REV. JOHN WITHERSPOON
SIGNER, DECLARATION OF INDEPENDENCE
BORN FEBRUARY 5, 1722
DIED NOVEMBER 15, 1794
On this day, the 4th of July, it is good to remember that our independence from Great Britain was not assured. At the beginning of the war only about a third of the colonists favored separation from good Old King George III and we were up against the best-trained, most well-equiped army in all of Europe. But those patriots who favored it were fervent in their belief and steadfast in their resolve and eventually a majority of the colonists came along.
There were colonists like the Reverend John Witherspoon, a fairly recent immigrant from Scotland, who favored independence and, in fact, advocated it from the pulpit. Witherspoon was the only active minister to sit in the Continental Congress and to sign the Declaration of Independence. During the rousing debate about the Declaration, Witherspoon said in a floor speech in favor that the colonies were “not only ripe for the measure but in danger of rotting for the want of it.”
Witherspoon was at the time a minister but also the President of the College of New Jersey which later became Princeton University. During the Revolutionary War Witherspoon’s hatred of the British increased as the war dragged on. His son, James, was killed in the Battle of Germantown, Pennsylvania. In addition his beloved college was occupied by British. They took control of the main building, Nassau Hall, and burned the library. After the British evacuated Nassau Hall became a hospital to treat wounded soldiers.
Even after the conclusion of the War, Witherspoon remained active in politics. He participated in the New Jersey Convention that ratified the U.S. Constitution.
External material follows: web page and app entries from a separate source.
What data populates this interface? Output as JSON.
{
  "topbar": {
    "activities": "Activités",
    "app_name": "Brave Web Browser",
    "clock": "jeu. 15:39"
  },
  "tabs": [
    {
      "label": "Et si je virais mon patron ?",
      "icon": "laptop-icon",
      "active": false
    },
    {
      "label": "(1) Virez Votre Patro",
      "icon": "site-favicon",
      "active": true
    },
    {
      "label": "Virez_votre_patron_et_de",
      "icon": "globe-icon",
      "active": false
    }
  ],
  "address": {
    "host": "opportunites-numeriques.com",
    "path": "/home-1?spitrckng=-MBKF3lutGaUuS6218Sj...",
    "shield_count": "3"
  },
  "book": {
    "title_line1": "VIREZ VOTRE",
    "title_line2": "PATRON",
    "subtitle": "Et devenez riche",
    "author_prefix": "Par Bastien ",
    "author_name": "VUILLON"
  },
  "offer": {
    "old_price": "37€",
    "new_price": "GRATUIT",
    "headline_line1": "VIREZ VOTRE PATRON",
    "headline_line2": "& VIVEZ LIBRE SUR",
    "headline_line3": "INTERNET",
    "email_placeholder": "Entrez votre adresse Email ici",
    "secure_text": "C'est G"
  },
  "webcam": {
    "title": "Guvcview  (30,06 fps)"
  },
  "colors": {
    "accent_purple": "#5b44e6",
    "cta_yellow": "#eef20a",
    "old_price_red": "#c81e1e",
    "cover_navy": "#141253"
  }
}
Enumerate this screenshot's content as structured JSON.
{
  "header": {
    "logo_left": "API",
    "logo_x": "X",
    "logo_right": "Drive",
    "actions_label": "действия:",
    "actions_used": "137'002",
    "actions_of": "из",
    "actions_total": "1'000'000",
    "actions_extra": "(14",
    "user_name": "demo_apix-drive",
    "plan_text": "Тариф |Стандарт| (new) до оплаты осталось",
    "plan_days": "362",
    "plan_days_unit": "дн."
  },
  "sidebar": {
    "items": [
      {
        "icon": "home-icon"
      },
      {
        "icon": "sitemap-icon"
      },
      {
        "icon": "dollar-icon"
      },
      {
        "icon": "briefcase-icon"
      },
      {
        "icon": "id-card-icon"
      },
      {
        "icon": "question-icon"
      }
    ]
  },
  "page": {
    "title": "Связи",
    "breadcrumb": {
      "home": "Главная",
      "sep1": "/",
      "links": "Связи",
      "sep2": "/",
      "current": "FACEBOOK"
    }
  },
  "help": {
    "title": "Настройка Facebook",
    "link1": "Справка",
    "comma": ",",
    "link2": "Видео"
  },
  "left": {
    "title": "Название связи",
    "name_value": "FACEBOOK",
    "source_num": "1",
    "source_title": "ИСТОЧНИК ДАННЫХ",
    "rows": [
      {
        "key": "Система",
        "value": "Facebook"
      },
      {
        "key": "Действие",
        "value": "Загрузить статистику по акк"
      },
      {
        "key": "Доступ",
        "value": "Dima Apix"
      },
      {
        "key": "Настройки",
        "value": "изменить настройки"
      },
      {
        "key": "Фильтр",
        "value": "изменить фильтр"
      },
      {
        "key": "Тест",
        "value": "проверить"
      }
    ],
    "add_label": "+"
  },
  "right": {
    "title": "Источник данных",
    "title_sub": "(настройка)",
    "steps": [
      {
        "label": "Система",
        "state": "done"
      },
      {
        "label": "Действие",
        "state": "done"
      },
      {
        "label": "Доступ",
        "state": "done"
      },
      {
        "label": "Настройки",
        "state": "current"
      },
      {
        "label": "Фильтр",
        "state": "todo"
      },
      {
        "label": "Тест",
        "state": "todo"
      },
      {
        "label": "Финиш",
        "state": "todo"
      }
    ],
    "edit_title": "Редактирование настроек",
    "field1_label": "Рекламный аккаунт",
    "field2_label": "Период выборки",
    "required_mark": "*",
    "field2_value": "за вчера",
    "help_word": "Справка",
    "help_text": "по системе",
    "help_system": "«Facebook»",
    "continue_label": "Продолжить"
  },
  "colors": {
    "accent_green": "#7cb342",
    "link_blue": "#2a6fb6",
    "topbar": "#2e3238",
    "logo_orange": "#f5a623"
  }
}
In 1791, at the ripe old age of 68, Witherspoon married again, this time to a 24-year old widow, who bore him two more children. He died in 1794 and his body was laid to rest in the President’s Lot in the Princeton Cemetery.